  • 20. Meaning Auditing is a systematic and independent examination of data, statements, records, operations and performance (financial or otherwise) of an enterprise for a stated purpose. In any auditing situation, the auditor perceives and recognises the propositions before him for examination, collects evidence, evaluates the same and on this basis , formulates his judgment which is communicated through his audit report.

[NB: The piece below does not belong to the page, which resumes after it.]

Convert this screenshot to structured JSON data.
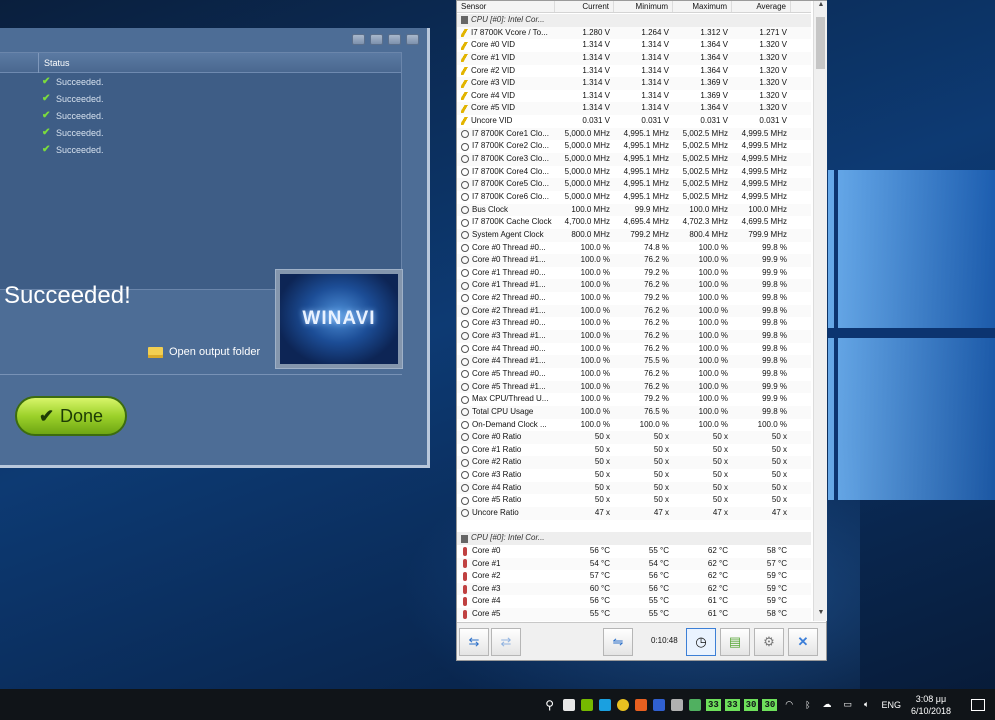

  • 21. OBJECTIVES  Primary objective –as per Section 227 of the Companies Act 1956, the primary duty (objective) of the auditor is to report to the owners whether the balance sheet gives a true and fair view of the Company’s state of affairs and the profit and loss A/c gives a correct figure of profit of loss for the financial year.  Secondary objective – it is also called the incidental objective as it is incidental to the satisfaction of the main objective. The incidental objective of auditing are: • Detection and prevention of Frauds, and • Detection and prevention of Errors. Detection of material frauds and errors as an incidental objective of independent financial auditing flows from the main objective of determining whether or not the financial statements give a true and fair view. As the Statement on auditing Practices issued by the Institute of Chartered Accountants of India states, an auditor should bear in mind the possibility of the existence of frauds or errors in the accounts under audit since they may cause the financial position to be mis-stated. Fraud refers to intentional misrepresentation of financial information with the intention to deceive. Frauds can take place in the form of manipulation of accounts, misappropriation of cash and misappropriation of goods. It is of great importance for the auditor to detect any frauds, and prevent their recurrence. Errors refer to unintentional mistake in the financial information arising on account of ignorance of accounting principles i.e. principle errors, or error arising out of negligence of accounting staff i.e. Clerical errors.